A newborn baby resting on a blanket.

JF&CS Adoption Resources thanks Michael and Lisa for sharing their family's adoption story.

Having adopted a child six years ago, we are occasionally asked for advice about the adoption process by prospective adoptive parents. Much of what we say is passing along advice we received: Be patient. Talk to lots of people. Be ready for the unknown. And be prepared for a lot of phone calls.

We did our pre-adoption home study through JF&CS Adoption Resources in person, and we met our child and the birthparents in the hospital in person. In between were all the phone calls that we will never forget.

The calls to tell us that we were being considered by various birthmothers. The calls to tell us that we had not been chosen.

The calls to ask whether we would like our profile book to be shown to birthparents in a different state than we had planned on? Would we consider adopting a child with a possible medical concern? Would we like to know more about birthparents who were considering us? Yes, always yes.

The call to tell us that this time we had been chosen. We had a match. We would become this child's parents. I know exactly where we were standing when that call came in, in my aunt's apartment, barely able to breathe.

The calls became more frequent. Would we like to know more about the birthparents? Would we like updates from the prenatal checkups? Would we like to know the child's gender? Yes, always yes.

The call to tell us the child had been born that day, to tell us that the Apgar scores were good, to tell us we should buy our plane tickets for the following day.

I know exactly where we were standing outside the hospital two days later when the agency counselor called to say that the birthparents had signed the paperwork, that we could come upstairs and meet this child with the wonderful shock of spiky black hair who was now our child.

We stood outside the hospital, alone as a family of three for the first time, not quite believing that we were now responsible for this new human being. We drove to our condo that would be our temporary home in this distant state. We made the long-awaited calls to our parents to tell them that they were now grandparents.

Nearly two weeks later came the phone call telling us that the interstate paperwork had been completed, that we could buy our plane tickets home.
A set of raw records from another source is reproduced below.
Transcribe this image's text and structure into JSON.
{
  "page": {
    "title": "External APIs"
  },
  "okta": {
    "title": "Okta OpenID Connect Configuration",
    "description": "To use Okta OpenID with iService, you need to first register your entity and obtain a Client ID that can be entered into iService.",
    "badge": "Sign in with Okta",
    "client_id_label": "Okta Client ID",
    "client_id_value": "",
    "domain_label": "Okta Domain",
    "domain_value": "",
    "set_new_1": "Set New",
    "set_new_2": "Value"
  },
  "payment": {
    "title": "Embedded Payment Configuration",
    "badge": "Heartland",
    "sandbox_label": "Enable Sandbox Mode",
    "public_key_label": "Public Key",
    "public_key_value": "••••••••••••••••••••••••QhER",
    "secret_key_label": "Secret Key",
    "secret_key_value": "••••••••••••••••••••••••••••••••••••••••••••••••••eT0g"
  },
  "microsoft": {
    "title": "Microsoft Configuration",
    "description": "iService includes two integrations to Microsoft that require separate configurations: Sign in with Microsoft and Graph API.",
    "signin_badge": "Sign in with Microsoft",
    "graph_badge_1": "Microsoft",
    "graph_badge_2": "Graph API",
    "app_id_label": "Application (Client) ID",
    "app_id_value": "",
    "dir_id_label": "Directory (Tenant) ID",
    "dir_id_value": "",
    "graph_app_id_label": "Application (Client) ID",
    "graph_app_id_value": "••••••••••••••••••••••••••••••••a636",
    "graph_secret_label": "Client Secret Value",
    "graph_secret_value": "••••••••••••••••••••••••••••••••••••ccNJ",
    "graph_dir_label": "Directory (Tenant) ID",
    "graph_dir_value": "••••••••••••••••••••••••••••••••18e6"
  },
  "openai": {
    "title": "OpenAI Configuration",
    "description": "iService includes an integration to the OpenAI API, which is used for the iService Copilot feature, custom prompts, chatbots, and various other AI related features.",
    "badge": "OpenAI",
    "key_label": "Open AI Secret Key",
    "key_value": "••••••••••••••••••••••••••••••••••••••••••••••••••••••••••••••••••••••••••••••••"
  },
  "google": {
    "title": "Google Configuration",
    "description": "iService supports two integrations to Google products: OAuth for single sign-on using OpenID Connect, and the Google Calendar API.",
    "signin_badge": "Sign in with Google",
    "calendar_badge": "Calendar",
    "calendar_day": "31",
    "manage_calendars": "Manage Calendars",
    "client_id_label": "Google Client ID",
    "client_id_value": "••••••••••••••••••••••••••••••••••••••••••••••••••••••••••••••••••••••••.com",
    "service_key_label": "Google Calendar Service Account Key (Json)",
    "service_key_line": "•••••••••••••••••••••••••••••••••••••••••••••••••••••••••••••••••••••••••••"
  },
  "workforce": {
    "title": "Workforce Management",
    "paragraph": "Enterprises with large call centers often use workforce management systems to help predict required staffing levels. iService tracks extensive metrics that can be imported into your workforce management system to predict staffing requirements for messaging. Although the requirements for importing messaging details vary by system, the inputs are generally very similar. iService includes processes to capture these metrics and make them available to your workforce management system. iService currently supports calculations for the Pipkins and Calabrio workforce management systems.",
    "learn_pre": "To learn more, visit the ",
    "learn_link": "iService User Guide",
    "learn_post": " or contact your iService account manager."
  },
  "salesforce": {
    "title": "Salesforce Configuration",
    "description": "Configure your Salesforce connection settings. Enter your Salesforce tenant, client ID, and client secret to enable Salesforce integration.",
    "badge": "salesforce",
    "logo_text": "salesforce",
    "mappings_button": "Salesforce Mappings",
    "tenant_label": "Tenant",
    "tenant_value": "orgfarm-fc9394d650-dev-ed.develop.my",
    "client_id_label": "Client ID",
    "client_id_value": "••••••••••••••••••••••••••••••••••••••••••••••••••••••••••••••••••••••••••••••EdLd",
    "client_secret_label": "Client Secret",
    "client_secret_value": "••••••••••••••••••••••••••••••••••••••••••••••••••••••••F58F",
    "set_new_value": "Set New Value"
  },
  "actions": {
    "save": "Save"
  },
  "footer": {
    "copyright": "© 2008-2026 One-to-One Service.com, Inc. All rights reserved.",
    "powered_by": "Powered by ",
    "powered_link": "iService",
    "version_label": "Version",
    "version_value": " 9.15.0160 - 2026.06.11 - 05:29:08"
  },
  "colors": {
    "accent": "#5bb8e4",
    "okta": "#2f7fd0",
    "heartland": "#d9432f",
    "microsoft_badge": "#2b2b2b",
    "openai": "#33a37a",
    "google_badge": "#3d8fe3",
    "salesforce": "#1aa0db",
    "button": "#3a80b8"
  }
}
Our child's adoption was finalized three months after that, when a judge reviewed all the paperwork and declared that our child would forever be ours in the eyes of the law. The judge was in a courtroom in another state, and we were gathered in an office at JF&CS Adoption Resources. It was entirely fitting that the finalization was completed over the phone.

If you're going to become an adoptive parent, prepare to open your heart and your life in new ways. And make sure you answer that call.

If you're interested in starting your own adoption journey, get in touch with an Adoption Resources counselor by filling out our contact form.